#### Data listing
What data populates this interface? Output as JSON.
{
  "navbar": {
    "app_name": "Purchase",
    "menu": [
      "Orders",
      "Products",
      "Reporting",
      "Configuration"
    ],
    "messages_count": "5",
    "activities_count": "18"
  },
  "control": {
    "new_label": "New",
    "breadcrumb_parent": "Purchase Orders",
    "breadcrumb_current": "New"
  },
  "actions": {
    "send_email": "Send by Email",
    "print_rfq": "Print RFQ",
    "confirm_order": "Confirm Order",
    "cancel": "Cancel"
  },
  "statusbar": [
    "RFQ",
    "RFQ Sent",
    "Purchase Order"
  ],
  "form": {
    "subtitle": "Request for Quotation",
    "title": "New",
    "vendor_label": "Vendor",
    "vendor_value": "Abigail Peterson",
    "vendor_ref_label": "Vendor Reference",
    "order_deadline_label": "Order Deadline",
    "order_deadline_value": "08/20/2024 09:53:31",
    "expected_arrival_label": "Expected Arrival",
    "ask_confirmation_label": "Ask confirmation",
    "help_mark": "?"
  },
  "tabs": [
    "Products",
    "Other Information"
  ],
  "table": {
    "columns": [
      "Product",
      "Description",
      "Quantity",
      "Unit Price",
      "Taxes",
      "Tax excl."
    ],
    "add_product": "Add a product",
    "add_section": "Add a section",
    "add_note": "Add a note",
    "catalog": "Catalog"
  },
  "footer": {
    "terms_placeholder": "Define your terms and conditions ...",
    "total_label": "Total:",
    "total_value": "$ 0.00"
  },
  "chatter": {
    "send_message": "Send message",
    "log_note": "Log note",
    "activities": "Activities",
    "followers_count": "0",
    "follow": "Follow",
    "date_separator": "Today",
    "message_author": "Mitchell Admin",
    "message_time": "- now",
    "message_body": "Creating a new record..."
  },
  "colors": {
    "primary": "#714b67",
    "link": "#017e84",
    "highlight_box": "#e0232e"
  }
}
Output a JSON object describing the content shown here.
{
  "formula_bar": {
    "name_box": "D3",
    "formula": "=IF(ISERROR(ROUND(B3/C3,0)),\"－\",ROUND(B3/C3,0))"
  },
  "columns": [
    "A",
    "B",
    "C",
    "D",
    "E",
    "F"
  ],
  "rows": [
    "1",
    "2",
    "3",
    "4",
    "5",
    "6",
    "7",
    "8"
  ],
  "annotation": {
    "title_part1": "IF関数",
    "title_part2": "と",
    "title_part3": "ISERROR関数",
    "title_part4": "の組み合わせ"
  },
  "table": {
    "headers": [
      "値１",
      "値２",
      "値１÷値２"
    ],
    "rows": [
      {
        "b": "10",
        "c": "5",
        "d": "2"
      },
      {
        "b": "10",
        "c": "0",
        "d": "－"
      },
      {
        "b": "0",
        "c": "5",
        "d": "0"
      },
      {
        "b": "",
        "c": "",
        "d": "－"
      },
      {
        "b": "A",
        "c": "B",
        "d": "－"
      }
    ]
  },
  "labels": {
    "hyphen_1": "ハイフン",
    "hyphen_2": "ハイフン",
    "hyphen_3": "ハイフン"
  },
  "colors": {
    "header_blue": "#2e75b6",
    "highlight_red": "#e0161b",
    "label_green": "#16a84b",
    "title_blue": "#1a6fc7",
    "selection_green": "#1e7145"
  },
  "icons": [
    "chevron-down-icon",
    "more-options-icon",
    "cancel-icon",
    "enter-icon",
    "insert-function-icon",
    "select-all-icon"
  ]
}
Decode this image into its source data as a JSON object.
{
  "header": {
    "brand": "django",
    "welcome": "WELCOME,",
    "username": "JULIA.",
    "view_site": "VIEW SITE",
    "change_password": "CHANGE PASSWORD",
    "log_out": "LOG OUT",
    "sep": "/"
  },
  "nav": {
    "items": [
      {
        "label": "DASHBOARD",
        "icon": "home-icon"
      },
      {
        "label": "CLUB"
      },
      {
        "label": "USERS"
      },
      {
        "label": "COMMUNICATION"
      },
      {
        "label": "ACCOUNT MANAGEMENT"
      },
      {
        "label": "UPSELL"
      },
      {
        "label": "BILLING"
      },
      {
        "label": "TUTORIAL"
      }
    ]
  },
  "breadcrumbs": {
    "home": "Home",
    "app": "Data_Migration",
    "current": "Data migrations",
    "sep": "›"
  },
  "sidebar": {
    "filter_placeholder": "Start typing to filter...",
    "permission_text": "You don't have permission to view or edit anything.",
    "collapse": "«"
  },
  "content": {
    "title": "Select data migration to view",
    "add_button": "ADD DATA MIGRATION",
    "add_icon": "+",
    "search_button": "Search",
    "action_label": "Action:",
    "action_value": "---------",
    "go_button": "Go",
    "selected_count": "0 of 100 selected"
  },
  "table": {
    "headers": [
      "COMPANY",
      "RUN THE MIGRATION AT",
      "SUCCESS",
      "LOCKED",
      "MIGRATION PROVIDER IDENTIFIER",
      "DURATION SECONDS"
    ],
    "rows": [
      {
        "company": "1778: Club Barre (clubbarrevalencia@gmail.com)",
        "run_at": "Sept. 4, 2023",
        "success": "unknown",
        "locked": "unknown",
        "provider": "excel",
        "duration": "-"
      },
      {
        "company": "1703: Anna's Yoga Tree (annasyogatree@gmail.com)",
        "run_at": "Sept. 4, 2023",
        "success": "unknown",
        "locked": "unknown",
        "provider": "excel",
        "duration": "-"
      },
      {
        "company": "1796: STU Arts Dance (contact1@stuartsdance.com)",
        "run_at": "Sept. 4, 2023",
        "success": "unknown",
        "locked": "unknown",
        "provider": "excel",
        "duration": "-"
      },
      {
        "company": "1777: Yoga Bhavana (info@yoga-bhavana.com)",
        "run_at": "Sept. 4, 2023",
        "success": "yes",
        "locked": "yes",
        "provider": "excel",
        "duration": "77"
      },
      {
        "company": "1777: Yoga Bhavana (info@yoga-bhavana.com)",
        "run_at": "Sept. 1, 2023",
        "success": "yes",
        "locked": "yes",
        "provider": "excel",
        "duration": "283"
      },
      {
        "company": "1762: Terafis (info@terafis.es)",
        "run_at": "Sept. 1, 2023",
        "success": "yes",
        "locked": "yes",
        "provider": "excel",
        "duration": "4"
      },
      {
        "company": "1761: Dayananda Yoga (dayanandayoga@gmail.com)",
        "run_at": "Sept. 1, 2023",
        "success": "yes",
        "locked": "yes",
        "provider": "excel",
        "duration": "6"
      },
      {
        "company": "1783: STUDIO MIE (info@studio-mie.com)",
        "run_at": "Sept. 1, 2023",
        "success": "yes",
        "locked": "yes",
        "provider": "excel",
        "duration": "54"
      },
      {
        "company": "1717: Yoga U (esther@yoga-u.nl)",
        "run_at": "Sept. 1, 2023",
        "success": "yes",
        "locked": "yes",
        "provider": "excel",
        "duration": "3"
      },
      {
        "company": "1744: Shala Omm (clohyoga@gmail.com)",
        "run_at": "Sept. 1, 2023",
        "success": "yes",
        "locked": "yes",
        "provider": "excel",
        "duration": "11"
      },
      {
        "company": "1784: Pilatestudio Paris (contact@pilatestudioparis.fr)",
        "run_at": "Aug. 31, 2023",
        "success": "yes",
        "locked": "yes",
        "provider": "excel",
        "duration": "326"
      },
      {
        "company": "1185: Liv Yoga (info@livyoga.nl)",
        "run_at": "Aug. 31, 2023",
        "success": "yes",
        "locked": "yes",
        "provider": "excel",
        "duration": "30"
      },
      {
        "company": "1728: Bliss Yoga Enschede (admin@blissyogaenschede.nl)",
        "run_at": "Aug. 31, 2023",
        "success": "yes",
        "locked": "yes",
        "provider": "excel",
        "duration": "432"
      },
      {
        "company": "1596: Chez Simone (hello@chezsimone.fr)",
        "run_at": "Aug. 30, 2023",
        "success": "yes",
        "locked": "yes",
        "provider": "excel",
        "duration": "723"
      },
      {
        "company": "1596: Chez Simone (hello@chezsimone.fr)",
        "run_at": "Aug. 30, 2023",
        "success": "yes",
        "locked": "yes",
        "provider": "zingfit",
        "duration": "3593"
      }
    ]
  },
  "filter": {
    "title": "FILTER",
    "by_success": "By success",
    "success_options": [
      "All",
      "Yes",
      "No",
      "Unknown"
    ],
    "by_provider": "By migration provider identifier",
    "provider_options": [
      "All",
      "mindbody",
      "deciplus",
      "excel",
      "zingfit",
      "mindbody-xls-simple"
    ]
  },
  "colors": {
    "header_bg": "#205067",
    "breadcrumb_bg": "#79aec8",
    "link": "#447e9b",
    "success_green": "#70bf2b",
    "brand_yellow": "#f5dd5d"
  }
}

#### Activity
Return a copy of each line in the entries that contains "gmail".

#### Completed exercise
        "company": "1778: Club Barre (clubbarrevalencia@gmail.com)",
        "company": "1703: Anna's Yoga Tree (annasyogatree@gmail.com)",
        "company": "1761: Dayananda Yoga (dayanandayoga@gmail.com)",
        "company": "1744: Shala Omm (clohyoga@gmail.com)",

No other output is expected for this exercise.